Stored data:
++++++++++++++++++++
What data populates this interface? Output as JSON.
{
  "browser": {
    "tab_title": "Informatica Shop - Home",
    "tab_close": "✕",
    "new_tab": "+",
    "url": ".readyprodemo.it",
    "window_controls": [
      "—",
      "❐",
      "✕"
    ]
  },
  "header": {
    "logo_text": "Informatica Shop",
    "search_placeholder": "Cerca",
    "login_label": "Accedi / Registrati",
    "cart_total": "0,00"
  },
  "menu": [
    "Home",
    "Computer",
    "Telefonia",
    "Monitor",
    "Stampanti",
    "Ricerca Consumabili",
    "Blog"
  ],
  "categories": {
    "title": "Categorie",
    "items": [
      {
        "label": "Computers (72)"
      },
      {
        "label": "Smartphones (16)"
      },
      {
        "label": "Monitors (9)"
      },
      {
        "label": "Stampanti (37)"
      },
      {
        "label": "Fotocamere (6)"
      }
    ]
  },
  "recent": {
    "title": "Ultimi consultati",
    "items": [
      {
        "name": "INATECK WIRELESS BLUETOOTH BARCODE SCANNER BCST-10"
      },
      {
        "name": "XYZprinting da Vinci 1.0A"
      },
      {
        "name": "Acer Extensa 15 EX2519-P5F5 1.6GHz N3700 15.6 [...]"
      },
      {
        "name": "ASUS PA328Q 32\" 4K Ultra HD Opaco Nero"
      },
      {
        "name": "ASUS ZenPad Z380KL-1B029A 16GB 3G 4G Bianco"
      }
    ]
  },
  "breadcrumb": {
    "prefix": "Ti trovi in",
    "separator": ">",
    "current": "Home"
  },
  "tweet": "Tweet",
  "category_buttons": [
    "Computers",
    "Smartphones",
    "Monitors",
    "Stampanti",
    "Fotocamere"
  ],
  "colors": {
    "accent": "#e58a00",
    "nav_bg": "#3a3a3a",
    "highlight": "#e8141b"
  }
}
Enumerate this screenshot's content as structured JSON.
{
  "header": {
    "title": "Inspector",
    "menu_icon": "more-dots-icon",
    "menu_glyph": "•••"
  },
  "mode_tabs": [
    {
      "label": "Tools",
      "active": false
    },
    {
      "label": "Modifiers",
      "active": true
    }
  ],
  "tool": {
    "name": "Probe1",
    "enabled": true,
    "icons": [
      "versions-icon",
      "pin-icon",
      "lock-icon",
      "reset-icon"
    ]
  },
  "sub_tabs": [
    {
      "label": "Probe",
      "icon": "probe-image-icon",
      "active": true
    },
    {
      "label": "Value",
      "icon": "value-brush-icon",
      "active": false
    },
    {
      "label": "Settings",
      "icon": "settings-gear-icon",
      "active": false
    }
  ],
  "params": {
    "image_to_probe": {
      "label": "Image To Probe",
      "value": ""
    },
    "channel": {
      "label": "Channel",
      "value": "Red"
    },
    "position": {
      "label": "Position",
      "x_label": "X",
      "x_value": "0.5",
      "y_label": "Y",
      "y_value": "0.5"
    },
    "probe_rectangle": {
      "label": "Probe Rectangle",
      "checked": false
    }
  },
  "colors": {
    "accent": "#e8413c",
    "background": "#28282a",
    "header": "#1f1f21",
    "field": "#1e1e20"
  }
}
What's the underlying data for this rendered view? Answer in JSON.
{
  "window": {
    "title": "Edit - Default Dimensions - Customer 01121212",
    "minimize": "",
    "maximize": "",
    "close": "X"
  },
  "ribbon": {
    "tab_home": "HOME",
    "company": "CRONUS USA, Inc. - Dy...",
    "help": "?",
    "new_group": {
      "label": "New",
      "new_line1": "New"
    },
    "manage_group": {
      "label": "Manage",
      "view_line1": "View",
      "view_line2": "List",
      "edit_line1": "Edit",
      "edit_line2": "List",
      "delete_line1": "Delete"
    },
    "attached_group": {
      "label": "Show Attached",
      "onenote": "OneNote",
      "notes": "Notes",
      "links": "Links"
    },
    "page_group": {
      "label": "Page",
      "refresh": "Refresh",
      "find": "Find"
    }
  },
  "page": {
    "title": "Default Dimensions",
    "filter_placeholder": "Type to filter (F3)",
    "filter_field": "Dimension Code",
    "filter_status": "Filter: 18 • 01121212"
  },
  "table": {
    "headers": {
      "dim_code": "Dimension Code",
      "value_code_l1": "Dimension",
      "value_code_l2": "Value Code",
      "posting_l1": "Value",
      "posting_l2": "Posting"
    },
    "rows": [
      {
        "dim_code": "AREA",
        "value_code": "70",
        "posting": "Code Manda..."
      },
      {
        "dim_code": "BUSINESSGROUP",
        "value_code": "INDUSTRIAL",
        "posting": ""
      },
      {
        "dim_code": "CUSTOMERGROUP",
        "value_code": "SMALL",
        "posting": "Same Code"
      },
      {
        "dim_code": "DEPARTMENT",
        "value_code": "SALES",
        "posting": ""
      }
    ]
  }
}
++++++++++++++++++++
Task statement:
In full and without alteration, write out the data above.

Your solution:
What data populates this interface? Output as JSON.
{
  "browser": {
    "tab_title": "Informatica Shop - Home",
    "tab_close": "✕",
    "new_tab": "+",
    "url": ".readyprodemo.it",
    "window_controls": [
      "—",
      "❐",
      "✕"
    ]
  },
  "header": {
    "logo_text": "Informatica Shop",
    "search_placeholder": "Cerca",
    "login_label": "Accedi / Registrati",
    "cart_total": "0,00"
  },
  "menu": [
    "Home",
    "Computer",
    "Telefonia",
    "Monitor",
    "Stampanti",
    "Ricerca Consumabili",
    "Blog"
  ],
  "categories": {
    "title": "Categorie",
    "items": [
      {
        "label": "Computers (72)"
      },
      {
        "label": "Smartphones (16)"
      },
      {
        "label": "Monitors (9)"
      },
      {
        "label": "Stampanti (37)"
      },
      {
        "label": "Fotocamere (6)"
      }
    ]
  },
  "recent": {
    "title": "Ultimi consultati",
    "items": [
      {
        "name": "INATECK WIRELESS BLUETOOTH BARCODE SCANNER BCST-10"
      },
      {
        "name": "XYZprinting da Vinci 1.0A"
      },
      {
        "name": "Acer Extensa 15 EX2519-P5F5 1.6GHz N3700 15.6 [...]"
      },
      {
        "name": "ASUS PA328Q 32\" 4K Ultra HD Opaco Nero"
      },
      {
        "name": "ASUS ZenPad Z380KL-1B029A 16GB 3G 4G Bianco"
      }
    ]
  },
  "breadcrumb": {
    "prefix": "Ti trovi in",
    "separator": ">",
    "current": "Home"
  },
  "tweet": "Tweet",
  "category_buttons": [
    "Computers",
    "Smartphones",
    "Monitors",
    "Stampanti",
    "Fotocamere"
  ],
  "colors": {
    "accent": "#e58a00",
    "nav_bg": "#3a3a3a",
    "highlight": "#e8141b"
  }
}
Enumerate this screenshot's content as structured JSON.
{
  "header": {
    "title": "Inspector",
    "menu_icon": "more-dots-icon",
    "menu_glyph": "•••"
  },
  "mode_tabs": [
    {
      "label": "Tools",
      "active": false
    },
    {
      "label": "Modifiers",
      "active": true
    }
  ],
  "tool": {
    "name": "Probe1",
    "enabled": true,
    "icons": [
      "versions-icon",
      "pin-icon",
      "lock-icon",
      "reset-icon"
    ]
  },
  "sub_tabs": [
    {
      "label": "Probe",
      "icon": "probe-image-icon",
      "active": true
    },
    {
      "label": "Value",
      "icon": "value-brush-icon",
      "active": false
    },
    {
      "label": "Settings",
      "icon": "settings-gear-icon",
      "active": false
    }
  ],
  "params": {
    "image_to_probe": {
      "label": "Image To Probe",
      "value": ""
    },
    "channel": {
      "label": "Channel",
      "value": "Red"
    },
    "position": {
      "label": "Position",
      "x_label": "X",
      "x_value": "0.5",
      "y_label": "Y",
      "y_value": "0.5"
    },
    "probe_rectangle": {
      "label": "Probe Rectangle",
      "checked": false
    }
  },
  "colors": {
    "accent": "#e8413c",
    "background": "#28282a",
    "header": "#1f1f21",
    "field": "#1e1e20"
  }
}
What's the underlying data for this rendered view? Answer in JSON.
{
  "window": {
    "title": "Edit - Default Dimensions - Customer 01121212",
    "minimize": "",
    "maximize": "",
    "close": "X"
  },
  "ribbon": {
    "tab_home": "HOME",
    "company": "CRONUS USA, Inc. - Dy...",
    "help": "?",
    "new_group": {
      "label": "New",
      "new_line1": "New"
    },
    "manage_group": {
      "label": "Manage",
      "view_line1": "View",
      "view_line2": "List",
      "edit_line1": "Edit",
      "edit_line2": "List",
      "delete_line1": "Delete"
    },
    "attached_group": {
      "label": "Show Attached",
      "onenote": "OneNote",
      "notes": "Notes",
      "links": "Links"
    },
    "page_group": {
      "label": "Page",
      "refresh": "Refresh",
      "find": "Find"
    }
  },
  "page": {
    "title": "Default Dimensions",
    "filter_placeholder": "Type to filter (F3)",
    "filter_field": "Dimension Code",
    "filter_status": "Filter: 18 • 01121212"
  },
  "table": {
    "headers": {
      "dim_code": "Dimension Code",
      "value_code_l1": "Dimension",
      "value_code_l2": "Value Code",
      "posting_l1": "Value",
      "posting_l2": "Posting"
    },
    "rows": [
      {
        "dim_code": "AREA",
        "value_code": "70",
        "posting": "Code Manda..."
      },
      {
        "dim_code": "BUSINESSGROUP",
        "value_code": "INDUSTRIAL",
        "posting": ""
      },
      {
        "dim_code": "CUSTOMERGROUP",
        "value_code": "SMALL",
        "posting": "Same Code"
      },
      {
        "dim_code": "DEPARTMENT",
        "value_code": "SALES",
        "posting": ""
      }
    ]
  }
}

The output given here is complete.